▶ [Your objective]:
Copy all of the records exactly.
---
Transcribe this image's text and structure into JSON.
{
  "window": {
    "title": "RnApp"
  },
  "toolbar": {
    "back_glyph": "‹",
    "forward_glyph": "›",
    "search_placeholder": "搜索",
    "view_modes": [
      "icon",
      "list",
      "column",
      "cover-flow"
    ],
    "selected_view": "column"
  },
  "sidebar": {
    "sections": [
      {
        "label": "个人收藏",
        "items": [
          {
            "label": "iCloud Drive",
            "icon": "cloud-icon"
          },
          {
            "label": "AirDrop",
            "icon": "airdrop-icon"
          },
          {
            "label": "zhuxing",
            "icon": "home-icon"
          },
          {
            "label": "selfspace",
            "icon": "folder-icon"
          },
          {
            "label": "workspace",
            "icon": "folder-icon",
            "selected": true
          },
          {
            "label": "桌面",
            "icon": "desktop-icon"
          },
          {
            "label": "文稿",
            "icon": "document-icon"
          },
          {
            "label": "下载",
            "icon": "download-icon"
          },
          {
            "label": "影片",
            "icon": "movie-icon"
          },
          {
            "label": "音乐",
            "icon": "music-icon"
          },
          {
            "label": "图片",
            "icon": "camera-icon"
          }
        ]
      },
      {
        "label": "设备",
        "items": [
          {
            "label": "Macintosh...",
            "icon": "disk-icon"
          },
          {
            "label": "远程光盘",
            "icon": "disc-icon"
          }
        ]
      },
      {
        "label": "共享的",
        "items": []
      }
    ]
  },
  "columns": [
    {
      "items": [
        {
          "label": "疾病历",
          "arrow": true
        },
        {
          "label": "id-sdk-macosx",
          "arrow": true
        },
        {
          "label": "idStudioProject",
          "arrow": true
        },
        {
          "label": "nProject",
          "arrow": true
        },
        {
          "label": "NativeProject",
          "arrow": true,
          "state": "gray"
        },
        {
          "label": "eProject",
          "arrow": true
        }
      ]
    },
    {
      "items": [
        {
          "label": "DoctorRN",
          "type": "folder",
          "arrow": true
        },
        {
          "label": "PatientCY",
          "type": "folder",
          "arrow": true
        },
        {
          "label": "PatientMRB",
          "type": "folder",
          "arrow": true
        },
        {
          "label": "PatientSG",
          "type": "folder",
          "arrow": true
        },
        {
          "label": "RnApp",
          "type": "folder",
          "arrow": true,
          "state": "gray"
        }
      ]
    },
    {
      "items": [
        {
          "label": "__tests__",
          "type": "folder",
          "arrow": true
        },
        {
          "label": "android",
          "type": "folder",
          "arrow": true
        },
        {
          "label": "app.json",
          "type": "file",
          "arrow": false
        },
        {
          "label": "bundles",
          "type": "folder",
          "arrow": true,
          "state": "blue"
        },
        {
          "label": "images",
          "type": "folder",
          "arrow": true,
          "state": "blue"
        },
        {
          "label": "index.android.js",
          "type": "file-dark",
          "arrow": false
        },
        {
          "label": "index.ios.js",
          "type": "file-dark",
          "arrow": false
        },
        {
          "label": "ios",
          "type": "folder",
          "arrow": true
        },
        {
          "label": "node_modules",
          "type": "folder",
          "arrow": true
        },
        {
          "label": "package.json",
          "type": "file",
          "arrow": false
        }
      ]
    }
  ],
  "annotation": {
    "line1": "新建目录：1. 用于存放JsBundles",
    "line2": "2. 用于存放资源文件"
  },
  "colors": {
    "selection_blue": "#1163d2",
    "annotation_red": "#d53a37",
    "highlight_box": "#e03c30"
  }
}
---
▶ [Your response]:
Transcribe this image's text and structure into JSON.
{
  "window": {
    "title": "RnApp"
  },
  "toolbar": {
    "back_glyph": "‹",
    "forward_glyph": "›",
    "search_placeholder": "搜索",
    "view_modes": [
      "icon",
      "list",
      "column",
      "cover-flow"
    ],
    "selected_view": "column"
  },
  "sidebar": {
    "sections": [
      {
        "label": "个人收藏",
        "items": [
          {
            "label": "iCloud Drive",
            "icon": "cloud-icon"
          },
          {
            "label": "AirDrop",
            "icon": "airdrop-icon"
          },
          {
            "label": "zhuxing",
            "icon": "home-icon"
          },
          {
            "label": "selfspace",
            "icon": "folder-icon"
          },
          {
            "label": "workspace",
            "icon": "folder-icon",
            "selected": true
          },
          {
            "label": "桌面",
            "icon": "desktop-icon"
          },
          {
            "label": "文稿",
            "icon": "document-icon"
          },
          {
            "label": "下载",
            "icon": "download-icon"
          },
          {
            "label": "影片",
            "icon": "movie-icon"
          },
          {
            "label": "音乐",
            "icon": "music-icon"
          },
          {
            "label": "图片",
            "icon": "camera-icon"
          }
        ]
      },
      {
        "label": "设备",
        "items": [
          {
            "label": "Macintosh...",
            "icon": "disk-icon"
          },
          {
            "label": "远程光盘",
            "icon": "disc-icon"
          }
        ]
      },
      {
        "label": "共享的",
        "items": []
      }
    ]
  },
  "columns": [
    {
      "items": [
        {
          "label": "疾病历",
          "arrow": true
        },
        {
          "label": "id-sdk-macosx",
          "arrow": true
        },
        {
          "label": "idStudioProject",
          "arrow": true
        },
        {
          "label": "nProject",
          "arrow": true
        },
        {
          "label": "NativeProject",
          "arrow": true,
          "state": "gray"
        },
        {
          "label": "eProject",
          "arrow": true
        }
      ]
    },
    {
      "items": [
        {
          "label": "DoctorRN",
          "type": "folder",
          "arrow": true
        },
        {
          "label": "PatientCY",
          "type": "folder",
          "arrow": true
        },
        {
          "label": "PatientMRB",
          "type": "folder",
          "arrow": true
        },
        {
          "label": "PatientSG",
          "type": "folder",
          "arrow": true
        },
        {
          "label": "RnApp",
          "type": "folder",
          "arrow": true,
          "state": "gray"
        }
      ]
    },
    {
      "items": [
        {
          "label": "__tests__",
          "type": "folder",
          "arrow": true
        },
        {
          "label": "android",
          "type": "folder",
          "arrow": true
        },
        {
          "label": "app.json",
          "type": "file",
          "arrow": false
        },
        {
          "label": "bundles",
          "type": "folder",
          "arrow": true,
          "state": "blue"
        },
        {
          "label": "images",
          "type": "folder",
          "arrow": true,
          "state": "blue"
        },
        {
          "label": "index.android.js",
          "type": "file-dark",
          "arrow": false
        },
        {
          "label": "index.ios.js",
          "type": "file-dark",
          "arrow": false
        },
        {
          "label": "ios",
          "type": "folder",
          "arrow": true
        },
        {
          "label": "node_modules",
          "type": "folder",
          "arrow": true
        },
        {
          "label": "package.json",
          "type": "file",
          "arrow": false
        }
      ]
    }
  ],
  "annotation": {
    "line1": "新建目录：1. 用于存放JsBundles",
    "line2": "2. 用于存放资源文件"
  },
  "colors": {
    "selection_blue": "#1163d2",
    "annotation_red": "#d53a37",
    "highlight_box": "#e03c30"
  }
}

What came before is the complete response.